Go through the data and report each line that holds the string "video".

[Interface dataset entries]
================================

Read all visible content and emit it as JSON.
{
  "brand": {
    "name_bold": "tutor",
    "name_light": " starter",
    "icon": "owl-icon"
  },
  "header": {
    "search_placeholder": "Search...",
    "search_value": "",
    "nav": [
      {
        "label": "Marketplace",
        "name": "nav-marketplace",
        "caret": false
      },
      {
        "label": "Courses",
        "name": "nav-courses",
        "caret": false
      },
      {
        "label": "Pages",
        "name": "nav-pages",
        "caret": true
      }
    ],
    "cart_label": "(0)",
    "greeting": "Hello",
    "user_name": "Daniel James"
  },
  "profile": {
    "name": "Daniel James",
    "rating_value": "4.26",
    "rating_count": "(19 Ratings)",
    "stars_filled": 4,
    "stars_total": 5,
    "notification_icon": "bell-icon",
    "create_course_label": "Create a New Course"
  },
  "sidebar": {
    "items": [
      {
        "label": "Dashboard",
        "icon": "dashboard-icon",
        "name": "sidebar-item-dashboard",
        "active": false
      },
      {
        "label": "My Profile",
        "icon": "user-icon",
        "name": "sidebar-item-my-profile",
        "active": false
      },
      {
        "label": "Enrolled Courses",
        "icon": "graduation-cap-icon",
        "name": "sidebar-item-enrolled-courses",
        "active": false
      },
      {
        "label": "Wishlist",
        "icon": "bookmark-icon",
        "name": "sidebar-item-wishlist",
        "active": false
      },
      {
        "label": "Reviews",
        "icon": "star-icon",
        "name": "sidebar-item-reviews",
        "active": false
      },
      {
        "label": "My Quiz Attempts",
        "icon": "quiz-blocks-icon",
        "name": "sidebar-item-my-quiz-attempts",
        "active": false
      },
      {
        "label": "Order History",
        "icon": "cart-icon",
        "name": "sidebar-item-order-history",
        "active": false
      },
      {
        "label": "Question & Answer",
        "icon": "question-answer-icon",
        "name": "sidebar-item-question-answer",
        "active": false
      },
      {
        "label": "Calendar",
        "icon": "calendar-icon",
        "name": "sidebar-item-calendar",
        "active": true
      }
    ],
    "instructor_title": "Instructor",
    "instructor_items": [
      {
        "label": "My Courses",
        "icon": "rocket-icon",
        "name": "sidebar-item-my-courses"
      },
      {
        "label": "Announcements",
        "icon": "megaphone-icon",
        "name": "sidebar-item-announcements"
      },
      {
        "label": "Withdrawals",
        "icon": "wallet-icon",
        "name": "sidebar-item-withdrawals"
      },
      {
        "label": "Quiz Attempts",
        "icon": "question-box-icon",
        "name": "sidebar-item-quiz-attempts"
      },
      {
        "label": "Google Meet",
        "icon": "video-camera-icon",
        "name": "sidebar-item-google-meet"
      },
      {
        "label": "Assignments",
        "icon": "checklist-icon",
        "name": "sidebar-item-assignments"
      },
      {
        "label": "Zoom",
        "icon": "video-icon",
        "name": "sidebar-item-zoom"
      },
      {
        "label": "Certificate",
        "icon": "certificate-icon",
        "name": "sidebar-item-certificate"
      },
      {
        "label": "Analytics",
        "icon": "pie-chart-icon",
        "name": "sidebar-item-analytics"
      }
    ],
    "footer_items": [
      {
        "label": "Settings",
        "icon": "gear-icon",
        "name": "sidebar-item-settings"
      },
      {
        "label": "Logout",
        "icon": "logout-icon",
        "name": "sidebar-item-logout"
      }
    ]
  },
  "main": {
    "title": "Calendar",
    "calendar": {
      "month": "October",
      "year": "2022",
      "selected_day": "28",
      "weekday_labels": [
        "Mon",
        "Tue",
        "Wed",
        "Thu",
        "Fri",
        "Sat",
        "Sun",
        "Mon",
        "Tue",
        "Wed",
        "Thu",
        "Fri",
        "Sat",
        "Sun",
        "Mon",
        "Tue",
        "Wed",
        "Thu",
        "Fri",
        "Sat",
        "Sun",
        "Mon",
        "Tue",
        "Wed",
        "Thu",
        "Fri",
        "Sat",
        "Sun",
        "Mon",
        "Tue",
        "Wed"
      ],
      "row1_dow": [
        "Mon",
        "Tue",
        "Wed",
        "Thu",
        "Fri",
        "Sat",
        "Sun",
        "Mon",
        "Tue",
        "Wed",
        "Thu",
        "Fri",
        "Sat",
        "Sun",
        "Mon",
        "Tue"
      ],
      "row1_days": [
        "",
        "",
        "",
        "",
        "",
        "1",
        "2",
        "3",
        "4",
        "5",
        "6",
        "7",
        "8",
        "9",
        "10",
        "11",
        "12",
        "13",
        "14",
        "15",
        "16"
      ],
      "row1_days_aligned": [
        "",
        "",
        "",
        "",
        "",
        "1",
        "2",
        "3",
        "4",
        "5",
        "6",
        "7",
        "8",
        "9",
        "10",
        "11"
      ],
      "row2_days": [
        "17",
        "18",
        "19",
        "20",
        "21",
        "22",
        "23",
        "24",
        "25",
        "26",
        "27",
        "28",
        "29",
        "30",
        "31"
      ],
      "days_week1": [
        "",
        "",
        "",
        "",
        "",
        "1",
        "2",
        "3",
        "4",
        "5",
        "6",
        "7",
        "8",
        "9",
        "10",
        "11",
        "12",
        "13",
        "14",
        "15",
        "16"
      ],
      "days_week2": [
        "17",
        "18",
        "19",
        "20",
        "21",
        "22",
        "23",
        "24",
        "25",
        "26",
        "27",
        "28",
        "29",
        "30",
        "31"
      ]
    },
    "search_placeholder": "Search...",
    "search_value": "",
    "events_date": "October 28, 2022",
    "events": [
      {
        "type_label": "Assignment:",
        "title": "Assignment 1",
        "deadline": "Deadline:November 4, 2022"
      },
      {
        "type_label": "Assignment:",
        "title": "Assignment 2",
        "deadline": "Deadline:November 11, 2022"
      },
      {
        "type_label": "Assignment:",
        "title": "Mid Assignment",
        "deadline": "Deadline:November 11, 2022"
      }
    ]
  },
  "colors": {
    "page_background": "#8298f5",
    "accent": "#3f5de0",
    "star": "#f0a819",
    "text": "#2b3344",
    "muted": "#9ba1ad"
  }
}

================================

### Output
        "icon": "video-camera-icon",
        "icon": "video-icon",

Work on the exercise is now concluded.